In addition to managing the impact on your companies and industries, you will also have to understand what AI’s advancement means for the delivery of legal services. For some time now, AI has made repetitive tasks faster and more efficient, freeing up lawyers to do more high-end work. AI tools, for example, can already assist with due diligence and electronic discovery; produce basic contracts; and help better predict litigation outcomes based on case law and a judge’s previous rulings.

Embracing AI

Many GCs have embraced these tools. To cite one example, Alan Bryan, senior associate GC of legal operations and outside counsel management at Walmart Inc., recently told Corporate Counsel about a new AI tool that is reducing the time its lawyers spend drafting answers to litigation and initial discovery requests.

Some GCs have told us they are eager to deploy AI to more areas, such as regulatory compliance, where there is potential for savings, efficiencies, and fewer errors.

But AI’s influence has only just begun to be felt in the legal industry, making it important for you to keep abreast of new developments and to strategically test and evaluate tools to understand their benefits, limits, and drawbacks. As AI offerings become more popular and widespread, it will be up to you to effectively communicate to management how to best take advantage of legal AI and what kinds of returns on investments can be expected.

The Future of AI

The fact is that AI is only going to become more and more sophisticated. The only question is how quickly. In a recent Thomson Reuters survey of more than 200 in-house counsel, eight percent of respondents with large legal departments (more than 11 lawyers) predicted AI will be mainstream in corporate legal departments within two to three years; 19 percent said within five years; and 36 percent said within 10 years.

Still, while there is a wide range of opinions about how quickly AI will spread, there is consensus around one point: “AI will not replace the need for the high-level counsel and judgment that GCs provide. That kind of work cannot be automated,” says Richard Taylor, GC for bandwidth infrastructure provider euNetworks Group.

“I don’t think that AI changes what is needed from my role,” says Taylor. “My role is more often about judgment and about getting my team to the right solution based on my assessment of the situation and the people involved and my experience.”

Is your role as GC being redefined?
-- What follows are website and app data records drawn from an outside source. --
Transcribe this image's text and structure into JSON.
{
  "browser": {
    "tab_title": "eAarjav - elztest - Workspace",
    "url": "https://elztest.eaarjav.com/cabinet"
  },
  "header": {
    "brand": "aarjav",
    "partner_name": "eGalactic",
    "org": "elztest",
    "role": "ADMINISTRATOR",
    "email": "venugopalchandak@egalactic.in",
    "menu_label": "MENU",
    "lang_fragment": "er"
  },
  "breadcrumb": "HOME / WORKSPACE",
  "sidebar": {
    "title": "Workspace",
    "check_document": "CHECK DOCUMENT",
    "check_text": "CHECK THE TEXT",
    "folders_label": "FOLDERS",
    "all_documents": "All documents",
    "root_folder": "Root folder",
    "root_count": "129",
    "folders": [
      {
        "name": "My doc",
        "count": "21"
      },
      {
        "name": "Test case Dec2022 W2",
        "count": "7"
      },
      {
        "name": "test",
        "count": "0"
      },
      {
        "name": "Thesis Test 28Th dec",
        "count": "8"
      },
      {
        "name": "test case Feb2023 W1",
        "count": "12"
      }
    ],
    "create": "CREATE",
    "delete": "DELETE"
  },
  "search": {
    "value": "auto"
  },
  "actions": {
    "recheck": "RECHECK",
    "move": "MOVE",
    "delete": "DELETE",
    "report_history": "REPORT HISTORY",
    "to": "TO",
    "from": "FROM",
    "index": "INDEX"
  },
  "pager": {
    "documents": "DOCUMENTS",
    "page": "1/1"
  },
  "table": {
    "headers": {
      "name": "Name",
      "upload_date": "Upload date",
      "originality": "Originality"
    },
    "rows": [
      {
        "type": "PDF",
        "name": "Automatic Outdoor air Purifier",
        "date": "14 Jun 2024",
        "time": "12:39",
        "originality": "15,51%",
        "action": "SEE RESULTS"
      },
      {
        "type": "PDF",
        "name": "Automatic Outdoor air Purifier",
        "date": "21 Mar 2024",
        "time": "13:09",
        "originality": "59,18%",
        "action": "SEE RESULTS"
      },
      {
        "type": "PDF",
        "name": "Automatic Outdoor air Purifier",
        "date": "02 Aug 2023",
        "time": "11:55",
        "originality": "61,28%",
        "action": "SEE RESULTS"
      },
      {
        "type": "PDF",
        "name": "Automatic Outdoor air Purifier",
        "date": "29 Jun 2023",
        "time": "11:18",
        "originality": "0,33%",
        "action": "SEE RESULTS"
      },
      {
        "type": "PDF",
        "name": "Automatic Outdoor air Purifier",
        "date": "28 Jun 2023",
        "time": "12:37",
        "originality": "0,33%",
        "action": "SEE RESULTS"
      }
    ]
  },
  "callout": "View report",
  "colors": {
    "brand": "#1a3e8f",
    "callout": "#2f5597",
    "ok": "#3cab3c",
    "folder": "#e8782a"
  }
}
Not so long ago, the GC would not have been expected to understand, never mind deploy, AI applications. While the market is seeing a proliferation of legal tech offerings, how will you get comfortable with the level of trust you place in the outputs of an AI application? How often will your judgment trump AI?